Today, let us stretch out imaginations. The University of Houston's College of Engineering presents this series about the machines that make our civilization run, and the people whose ingenuity created them.
Here's a simple enough question: When you stretch a steel wire, does it get hotter or colder? We've all bent a paperclip back and forth until it becomes very hot to the touch. So who wouldn't expect the stretched wire to heat up, as well.
Okay, try a little experiment: Find a rubber band. Grasp each end with one hand and hold it in front of your lip. Now, stretch it tightly, very suddenly, and touch it to your lip. You should find that it's warmed up. No big surprise. Next, keep it stretched tightly until it's back to room temperature. Then release it and touch it to your lip. This time, it's cooler.

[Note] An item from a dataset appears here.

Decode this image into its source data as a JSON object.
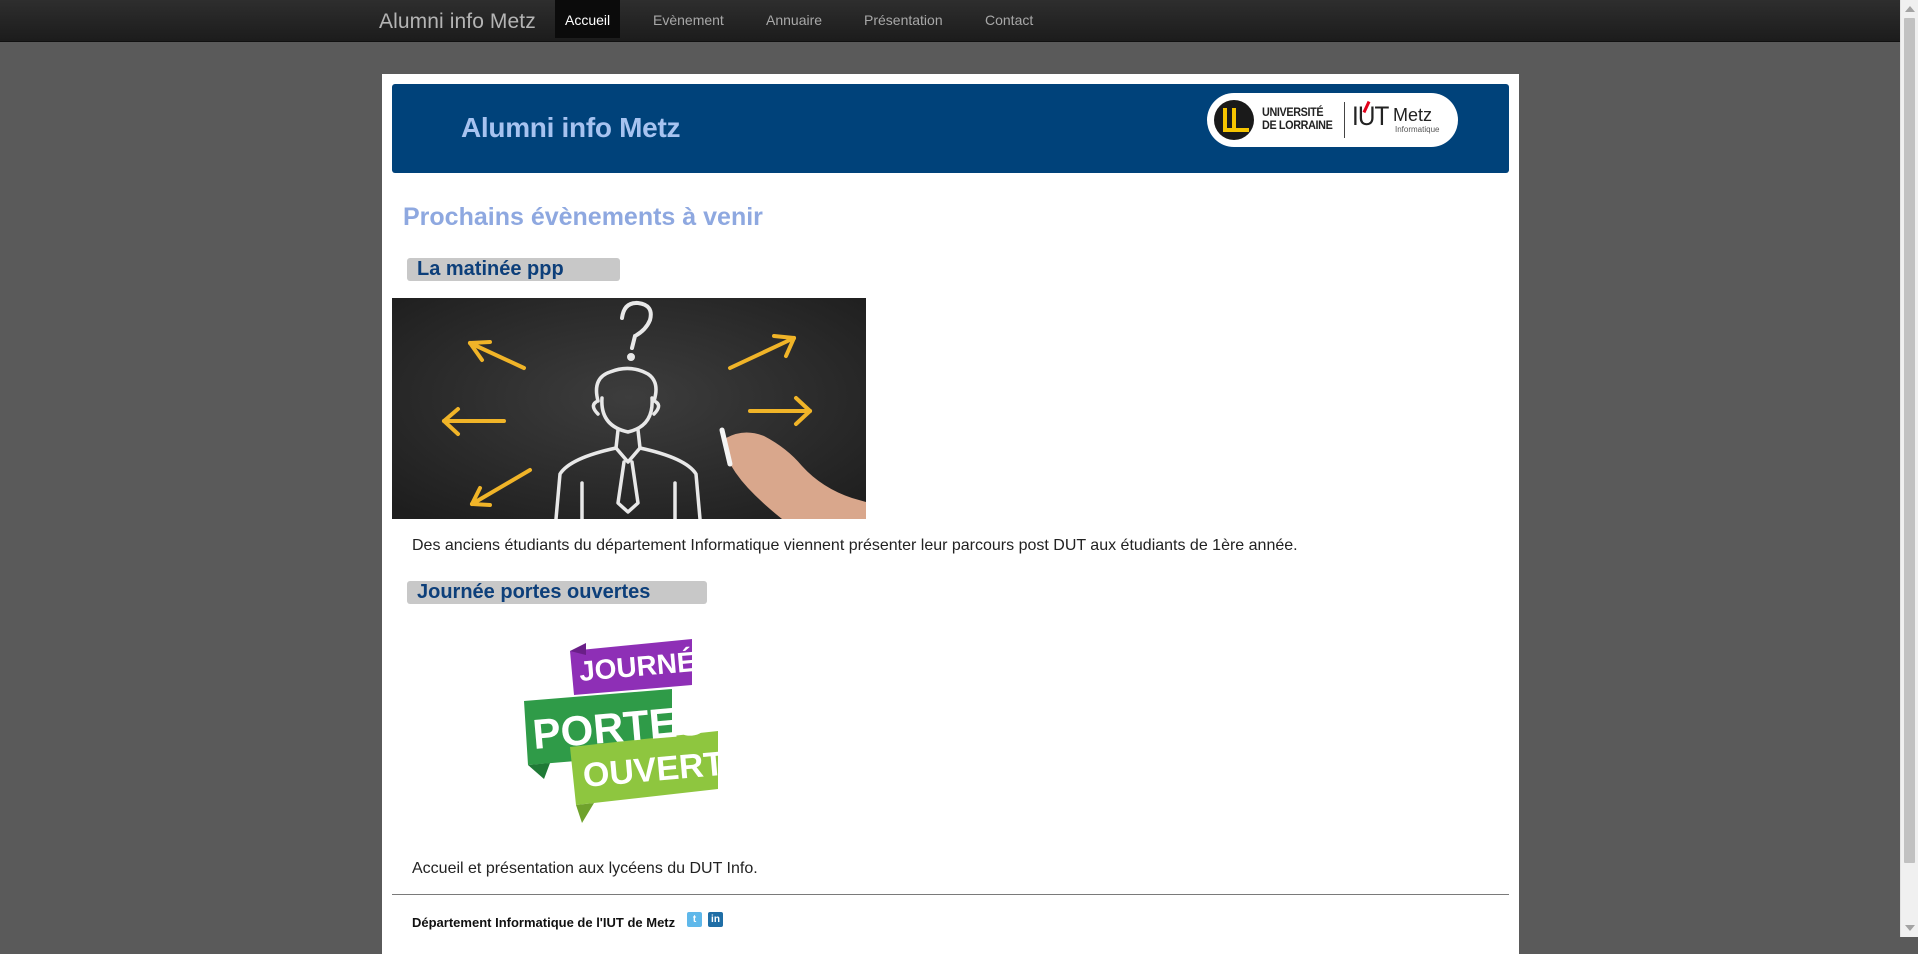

But now, another experiment with the same rubber band. Hang one end on a hook and tie a weight to the other end. What'll happen if we heat the rubber? The weight should sink downward, right? Well, warm the rubber band with a hair drier and just the opposite happens. It shrinks, and the weight rises. That seems crazy, yet it is what happens.
All these processes are interconnected by the same laws of thermodynamics -- for rubber, steel, or any other material. But if we hang a weight at the end of a steel wire, then heat the wire, we know it undergoes thermal expansion and the weight sinks.
So heat steel, and it expands -- heat rubber, and it shrinks. The same physics applies to both materials, but all the signs change. That means if you stretch steel, it cools down instead of warming up! Where does that leave us with our bent paper clip?
If we bend the paper clip just a little, it snaps back to its original shape. Its gripping power depends upon that action. But bend it too far, and the crystals of its steel deform. Then it heats up, and bending cannot be undone. The rules change when we exceed a material's elastic limit. Drive rubber too far and it also fails to snap back all the way. Let the air out of a balloon and it keeps a lot of its stretch permanently.
All this is just the tip of an iceberg of complication, of course. Stretch or bend certain metals (like, for example, the hardened steel of hacksaw blades) and, instead of deforming like paper clips, they just go plink -- they break in two all at once. Then, too, no material is perfectly elastic. Many metals, and certainly rubber, show a tiny bit of permanent distortion even when you think they've snapped all the way back.
These matters follow any engineer who has to design against stress. Just imagine how many issues of this kind someone sorted out to make your automobile work properly -- its piston rings, brakes, chassis, tires, springs. Think of the foam on the Shuttle's external tank or the motherboard in your computer.
Or see it another way. Think of the mental fun waiting for you when you decide to study engineering. Think of the kick, when it's you who anticipate trouble ahead of time -- when it's you who make things work the way they should.
I'm John Lienhard, at the University of Houston, where we're interested in the way inventive minds work.
For an elementary introduction to the behavior of stressed materials, see, one of the older engineering materials text, e.g., P. G. Laurson and W. J. Cox, Mechanics of Materials. (2nd ed.) (New York: John Wiley & Sons, Inc., 1947).
For a discussion of the thermodynamics of elastic strain of crystalline materials, see: J. F. Nye, Physical Properties of Crystals: Their Representation by Tensors and Matrices. (Oxford: Clarendon Press 1955/1984): Chapter X.
For a good introduction to materials science, see: J. F. Shackelford, Materials Science for Engineers. (6th ed.) (Upper Saddle River, NJ: Pear-son/Prentice Hall, 2005).
Thanks to my colleague, Lewis Wheeler for his invaluable counsel.
(Photos by John Lienhard)